* _What the task asks_: Output the following data exactly.

* _Raw data_:
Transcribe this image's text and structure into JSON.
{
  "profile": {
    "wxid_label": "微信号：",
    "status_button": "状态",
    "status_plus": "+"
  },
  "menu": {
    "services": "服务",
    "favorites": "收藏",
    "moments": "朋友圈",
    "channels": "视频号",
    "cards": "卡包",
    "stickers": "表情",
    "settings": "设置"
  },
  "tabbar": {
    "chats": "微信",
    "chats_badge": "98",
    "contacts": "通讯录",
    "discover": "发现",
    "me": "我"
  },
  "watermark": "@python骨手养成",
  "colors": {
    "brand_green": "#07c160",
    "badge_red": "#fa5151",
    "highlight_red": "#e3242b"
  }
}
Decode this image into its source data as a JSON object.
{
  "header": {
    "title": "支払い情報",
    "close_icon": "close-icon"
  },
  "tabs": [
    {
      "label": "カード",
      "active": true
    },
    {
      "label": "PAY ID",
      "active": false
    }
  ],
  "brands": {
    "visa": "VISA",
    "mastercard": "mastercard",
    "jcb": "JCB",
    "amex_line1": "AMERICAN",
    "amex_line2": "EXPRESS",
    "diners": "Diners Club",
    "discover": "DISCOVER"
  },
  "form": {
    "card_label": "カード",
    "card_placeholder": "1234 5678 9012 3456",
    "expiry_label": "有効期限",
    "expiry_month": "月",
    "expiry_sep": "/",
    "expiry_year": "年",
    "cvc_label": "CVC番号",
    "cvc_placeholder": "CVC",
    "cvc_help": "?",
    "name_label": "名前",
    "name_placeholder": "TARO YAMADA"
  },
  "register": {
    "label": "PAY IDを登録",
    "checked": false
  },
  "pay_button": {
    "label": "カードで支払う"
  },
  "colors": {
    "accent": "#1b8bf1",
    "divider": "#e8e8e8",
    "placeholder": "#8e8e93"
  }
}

* _Worked solution_:
Transcribe this image's text and structure into JSON.
{
  "profile": {
    "wxid_label": "微信号：",
    "status_button": "状态",
    "status_plus": "+"
  },
  "menu": {
    "services": "服务",
    "favorites": "收藏",
    "moments": "朋友圈",
    "channels": "视频号",
    "cards": "卡包",
    "stickers": "表情",
    "settings": "设置"
  },
  "tabbar": {
    "chats": "微信",
    "chats_badge": "98",
    "contacts": "通讯录",
    "discover": "发现",
    "me": "我"
  },
  "watermark": "@python骨手养成",
  "colors": {
    "brand_green": "#07c160",
    "badge_red": "#fa5151",
    "highlight_red": "#e3242b"
  }
}
Decode this image into its source data as a JSON object.
{
  "header": {
    "title": "支払い情報",
    "close_icon": "close-icon"
  },
  "tabs": [
    {
      "label": "カード",
      "active": true
    },
    {
      "label": "PAY ID",
      "active": false
    }
  ],
  "brands": {
    "visa": "VISA",
    "mastercard": "mastercard",
    "jcb": "JCB",
    "amex_line1": "AMERICAN",
    "amex_line2": "EXPRESS",
    "diners": "Diners Club",
    "discover": "DISCOVER"
  },
  "form": {
    "card_label": "カード",
    "card_placeholder": "1234 5678 9012 3456",
    "expiry_label": "有効期限",
    "expiry_month": "月",
    "expiry_sep": "/",
    "expiry_year": "年",
    "cvc_label": "CVC番号",
    "cvc_placeholder": "CVC",
    "cvc_help": "?",
    "name_label": "名前",
    "name_placeholder": "TARO YAMADA"
  },
  "register": {
    "label": "PAY IDを登録",
    "checked": false
  },
  "pay_button": {
    "label": "カードで支払う"
  },
  "colors": {
    "accent": "#1b8bf1",
    "divider": "#e8e8e8",
    "placeholder": "#8e8e93"
  }
}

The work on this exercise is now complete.